in. It seems to me that this would probably have the opposite effect

  • namely working as a heat sink - drawing the heat away - and
    preventing the piece from getting up to the needed temperature.

A longer lasting flux is probably a good idea too - as suggested. In
my minimal experience with these metals - there does seem to be a
great sensitivity to oxidation. I generally use good old Handy flux
(haven’t experimented that much with this type of situation since I
picked up a borax cone.)

Now, my input here is pure troubleshooting - and I hope I’m not out
of line in joining in the discussion (because of my minimal
shibuichi/mokume gane experience) but your problem sounded like a
great fun frustrating problem to solve - and I thought I’d share the
slight doming trick. Works for me. :slight_smile:

I hope your problem was already solved by the time you get this
input!!

Aloha,
Cynthia


#5

Hi again -

Shucks, just an add on correction here for my description of the
punch that I use in slightly doming before joining the 2 flat
surfaces. I use a piece of a harder wood - a section of a dried branch
from some type of citrus wood. It is close to 1" diameter - but
irregular in shape - which is actually a very useful feature. The end
that i use for the punch is literally flat - just very very slightly
rounded - very subtle. (The broom handle punch that I use is for
deeper doming - in wooden grooves.) The leather strip has a slight
give - but is fairly solid and is about 1/4" thick. Anyhow, oops . . .
not sure why it slipped my mind when I was typing away yesterday
morning!

cynthia


#6

Hi Gang,

For doming metals a good source of punches of various sizes (&
shapes) is the cabinet hardware dept of your local hardware or home
improvement store.

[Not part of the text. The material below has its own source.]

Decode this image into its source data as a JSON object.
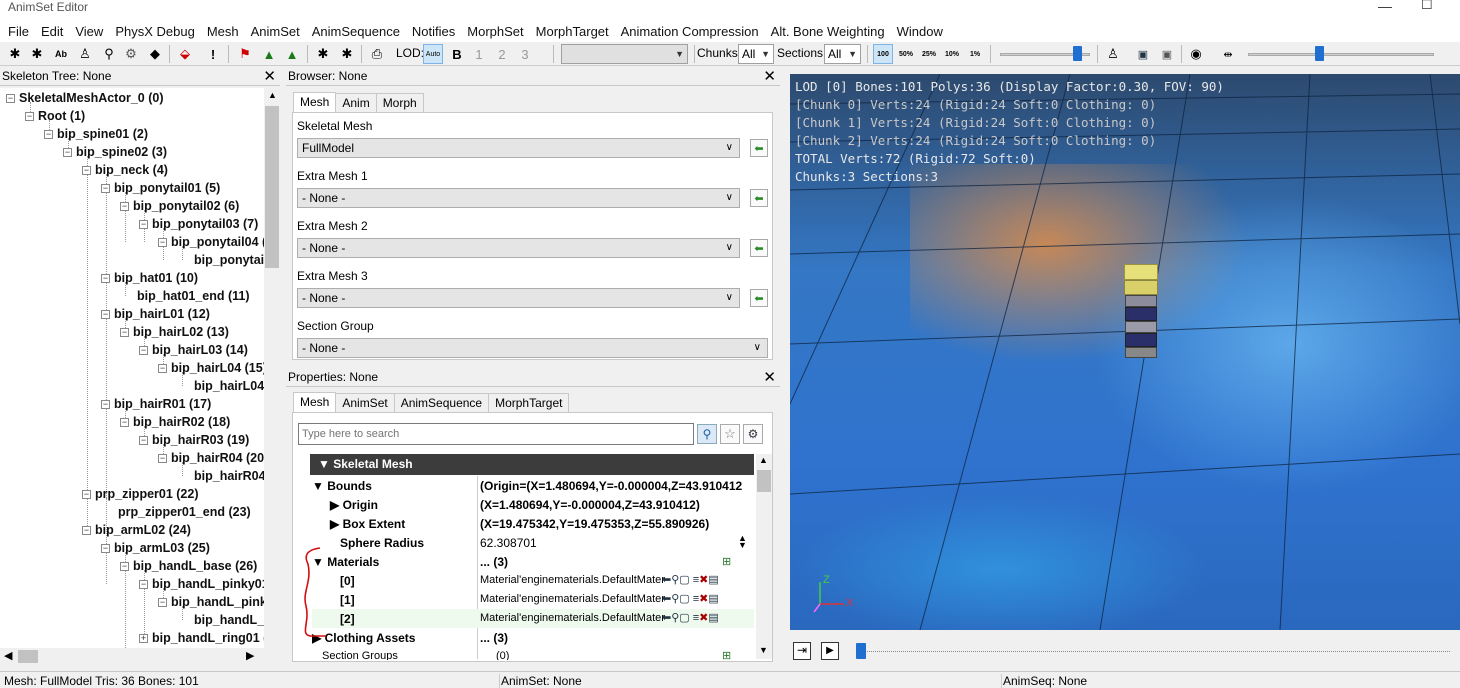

Drawer & door pulls come in many sizes and shapes.
Many of them are made from hardwoods & can be easily modified if
necessary. If a die is necessary, a sand bag can used or a hot water
softenable plastic can be molded over the drawer pull. In the US,
there’s a product called AquaPlast & another called Jett Sett,
that’ll fill the bill. Sorry I don’t have the address for AquaPlast,
but Rio Grande sell Jett Sett, about $34/lb.

Dave


#7

Orchidians, we have a few extraordinary persons among us frequently
called upon for specific needs, John Burgess and chemicals come to
mind, among others, then there is Dave Arens. Today’s posts from Dave
triggered my response. If ever there was an “all round man” it has
got to be Dave. Going to Home Depot or similar for hard wood punches
is a very valuable suggestion. That is Dave, a simple, imaginative,
creative and non expensive solution that brings the light bulb on
above our heads, he absolutely thinks for me.

Pulling together an International bunch, in one space during the most
crowded time possible in Tucson and making it seem easy, that too is
Dave. I am in awe.

Thanks Dave for just being you and that is more than enough. Teresa